── Given entries ──

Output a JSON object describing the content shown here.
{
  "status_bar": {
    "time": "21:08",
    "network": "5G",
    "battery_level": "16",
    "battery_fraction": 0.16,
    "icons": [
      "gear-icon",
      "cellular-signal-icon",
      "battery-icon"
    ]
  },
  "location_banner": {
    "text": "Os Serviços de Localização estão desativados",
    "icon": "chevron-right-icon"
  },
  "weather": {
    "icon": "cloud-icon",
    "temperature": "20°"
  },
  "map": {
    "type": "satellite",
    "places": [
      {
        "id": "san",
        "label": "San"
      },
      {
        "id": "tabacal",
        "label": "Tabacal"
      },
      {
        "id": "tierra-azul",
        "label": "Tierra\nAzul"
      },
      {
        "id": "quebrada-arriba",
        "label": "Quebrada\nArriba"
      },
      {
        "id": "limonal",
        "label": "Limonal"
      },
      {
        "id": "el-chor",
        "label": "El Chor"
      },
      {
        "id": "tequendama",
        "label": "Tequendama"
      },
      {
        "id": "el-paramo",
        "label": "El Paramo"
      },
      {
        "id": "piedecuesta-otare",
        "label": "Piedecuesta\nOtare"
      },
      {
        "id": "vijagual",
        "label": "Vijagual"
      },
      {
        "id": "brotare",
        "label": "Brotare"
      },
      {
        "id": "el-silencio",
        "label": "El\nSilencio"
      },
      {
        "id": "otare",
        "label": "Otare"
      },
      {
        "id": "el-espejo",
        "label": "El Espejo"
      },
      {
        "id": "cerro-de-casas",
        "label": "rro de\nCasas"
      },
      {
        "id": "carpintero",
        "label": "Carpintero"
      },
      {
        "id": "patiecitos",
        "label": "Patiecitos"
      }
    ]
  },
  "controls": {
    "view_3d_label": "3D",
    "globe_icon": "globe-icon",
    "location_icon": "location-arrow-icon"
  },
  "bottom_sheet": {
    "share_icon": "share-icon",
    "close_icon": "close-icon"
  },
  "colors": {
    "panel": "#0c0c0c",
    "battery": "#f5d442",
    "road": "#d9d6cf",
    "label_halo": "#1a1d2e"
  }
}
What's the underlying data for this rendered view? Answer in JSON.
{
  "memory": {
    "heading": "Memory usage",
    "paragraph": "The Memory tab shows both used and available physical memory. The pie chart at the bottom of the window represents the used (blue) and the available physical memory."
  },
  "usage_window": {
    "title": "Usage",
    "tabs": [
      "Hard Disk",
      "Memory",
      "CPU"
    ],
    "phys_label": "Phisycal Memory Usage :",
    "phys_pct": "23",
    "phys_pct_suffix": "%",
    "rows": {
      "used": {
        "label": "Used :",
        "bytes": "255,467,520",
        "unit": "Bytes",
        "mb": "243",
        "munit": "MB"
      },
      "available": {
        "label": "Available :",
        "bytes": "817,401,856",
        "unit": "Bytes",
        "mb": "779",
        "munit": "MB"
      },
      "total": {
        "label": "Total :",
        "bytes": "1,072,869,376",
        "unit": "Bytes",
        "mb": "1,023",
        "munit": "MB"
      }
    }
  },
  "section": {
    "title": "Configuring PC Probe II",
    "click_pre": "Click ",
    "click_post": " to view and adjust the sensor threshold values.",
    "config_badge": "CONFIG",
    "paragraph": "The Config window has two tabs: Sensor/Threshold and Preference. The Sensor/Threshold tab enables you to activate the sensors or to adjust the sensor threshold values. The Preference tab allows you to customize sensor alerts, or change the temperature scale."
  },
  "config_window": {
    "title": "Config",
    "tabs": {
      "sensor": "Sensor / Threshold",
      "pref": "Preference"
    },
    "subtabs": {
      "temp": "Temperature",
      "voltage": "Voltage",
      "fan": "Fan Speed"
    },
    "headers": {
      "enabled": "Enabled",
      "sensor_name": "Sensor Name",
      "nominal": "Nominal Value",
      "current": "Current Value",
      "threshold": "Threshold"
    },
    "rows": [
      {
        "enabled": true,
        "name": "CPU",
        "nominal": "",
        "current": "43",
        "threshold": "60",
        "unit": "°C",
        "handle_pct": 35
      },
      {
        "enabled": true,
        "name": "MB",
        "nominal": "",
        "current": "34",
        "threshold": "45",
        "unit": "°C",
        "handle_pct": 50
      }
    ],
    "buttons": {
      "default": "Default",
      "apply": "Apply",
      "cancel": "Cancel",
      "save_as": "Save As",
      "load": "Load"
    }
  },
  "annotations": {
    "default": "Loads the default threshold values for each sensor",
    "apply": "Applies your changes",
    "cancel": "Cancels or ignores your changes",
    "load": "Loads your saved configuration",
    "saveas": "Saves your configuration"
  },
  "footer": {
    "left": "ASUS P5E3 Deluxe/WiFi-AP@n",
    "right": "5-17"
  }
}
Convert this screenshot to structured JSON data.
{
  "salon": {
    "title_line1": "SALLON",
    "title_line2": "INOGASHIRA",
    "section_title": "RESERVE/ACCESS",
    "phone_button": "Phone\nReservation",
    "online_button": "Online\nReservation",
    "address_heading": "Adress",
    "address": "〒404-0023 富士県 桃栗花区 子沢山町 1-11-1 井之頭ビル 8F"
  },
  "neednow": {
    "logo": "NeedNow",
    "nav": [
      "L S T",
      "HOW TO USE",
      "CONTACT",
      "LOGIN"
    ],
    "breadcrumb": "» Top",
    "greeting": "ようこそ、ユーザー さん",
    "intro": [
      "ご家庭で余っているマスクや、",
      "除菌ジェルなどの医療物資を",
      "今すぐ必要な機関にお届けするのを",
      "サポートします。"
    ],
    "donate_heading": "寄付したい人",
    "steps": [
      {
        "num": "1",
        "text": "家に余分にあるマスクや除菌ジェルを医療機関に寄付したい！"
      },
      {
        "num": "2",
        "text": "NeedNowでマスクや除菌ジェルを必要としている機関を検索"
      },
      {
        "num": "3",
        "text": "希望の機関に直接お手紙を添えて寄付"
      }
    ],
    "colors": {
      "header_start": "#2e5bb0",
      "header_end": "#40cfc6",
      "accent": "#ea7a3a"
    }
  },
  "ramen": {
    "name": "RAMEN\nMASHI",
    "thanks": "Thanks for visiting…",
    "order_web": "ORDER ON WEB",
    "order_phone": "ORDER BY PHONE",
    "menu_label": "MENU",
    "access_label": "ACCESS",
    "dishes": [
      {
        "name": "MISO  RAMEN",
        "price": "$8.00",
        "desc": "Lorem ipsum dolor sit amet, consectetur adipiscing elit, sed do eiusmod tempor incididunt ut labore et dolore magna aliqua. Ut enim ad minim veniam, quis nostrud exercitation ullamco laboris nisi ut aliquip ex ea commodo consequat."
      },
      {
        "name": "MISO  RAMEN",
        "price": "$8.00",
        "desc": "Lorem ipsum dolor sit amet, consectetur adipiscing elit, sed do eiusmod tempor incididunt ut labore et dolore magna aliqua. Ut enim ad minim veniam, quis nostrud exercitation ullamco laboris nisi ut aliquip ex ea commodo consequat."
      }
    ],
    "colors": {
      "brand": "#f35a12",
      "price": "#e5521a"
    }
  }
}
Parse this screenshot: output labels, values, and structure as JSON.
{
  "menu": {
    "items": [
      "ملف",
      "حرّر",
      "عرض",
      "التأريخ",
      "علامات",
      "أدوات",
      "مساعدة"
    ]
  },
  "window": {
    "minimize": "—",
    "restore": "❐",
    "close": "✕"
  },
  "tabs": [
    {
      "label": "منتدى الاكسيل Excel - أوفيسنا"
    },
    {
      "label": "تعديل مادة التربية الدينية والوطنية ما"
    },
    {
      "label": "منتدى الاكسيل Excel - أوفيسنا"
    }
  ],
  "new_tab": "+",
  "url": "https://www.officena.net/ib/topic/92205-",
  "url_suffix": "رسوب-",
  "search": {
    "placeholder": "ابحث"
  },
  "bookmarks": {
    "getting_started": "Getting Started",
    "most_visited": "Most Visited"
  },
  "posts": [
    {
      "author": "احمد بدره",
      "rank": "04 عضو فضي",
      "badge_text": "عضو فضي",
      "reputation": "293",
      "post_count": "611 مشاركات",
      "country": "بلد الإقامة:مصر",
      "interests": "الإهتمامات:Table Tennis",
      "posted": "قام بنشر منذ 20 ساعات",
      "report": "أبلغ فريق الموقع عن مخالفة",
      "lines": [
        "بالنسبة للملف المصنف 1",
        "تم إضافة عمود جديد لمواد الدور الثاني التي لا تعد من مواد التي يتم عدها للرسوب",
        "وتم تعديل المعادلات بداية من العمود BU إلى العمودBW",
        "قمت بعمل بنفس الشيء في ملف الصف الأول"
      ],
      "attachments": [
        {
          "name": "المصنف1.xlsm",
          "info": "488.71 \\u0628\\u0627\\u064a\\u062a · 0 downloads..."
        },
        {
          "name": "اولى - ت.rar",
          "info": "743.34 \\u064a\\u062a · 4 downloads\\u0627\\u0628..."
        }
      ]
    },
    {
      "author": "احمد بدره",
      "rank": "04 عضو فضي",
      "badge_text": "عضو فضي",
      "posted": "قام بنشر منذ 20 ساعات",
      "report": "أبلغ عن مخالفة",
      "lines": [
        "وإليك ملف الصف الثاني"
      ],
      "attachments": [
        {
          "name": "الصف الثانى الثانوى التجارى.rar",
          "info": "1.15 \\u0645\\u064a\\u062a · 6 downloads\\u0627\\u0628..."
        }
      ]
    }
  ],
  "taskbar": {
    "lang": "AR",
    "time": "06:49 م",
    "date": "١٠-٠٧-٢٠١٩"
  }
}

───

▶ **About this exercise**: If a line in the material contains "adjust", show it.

▶ **Answer box**:
    "click_post": " to view and adjust the sensor threshold values.",
    "paragraph": "The Config window has two tabs: Sensor/Threshold and Preference. The Sensor/Threshold tab enables you to activate the sensors or to adjust the sensor threshold values. The Preference tab allows you to customize sensor alerts, or change the temperature scale."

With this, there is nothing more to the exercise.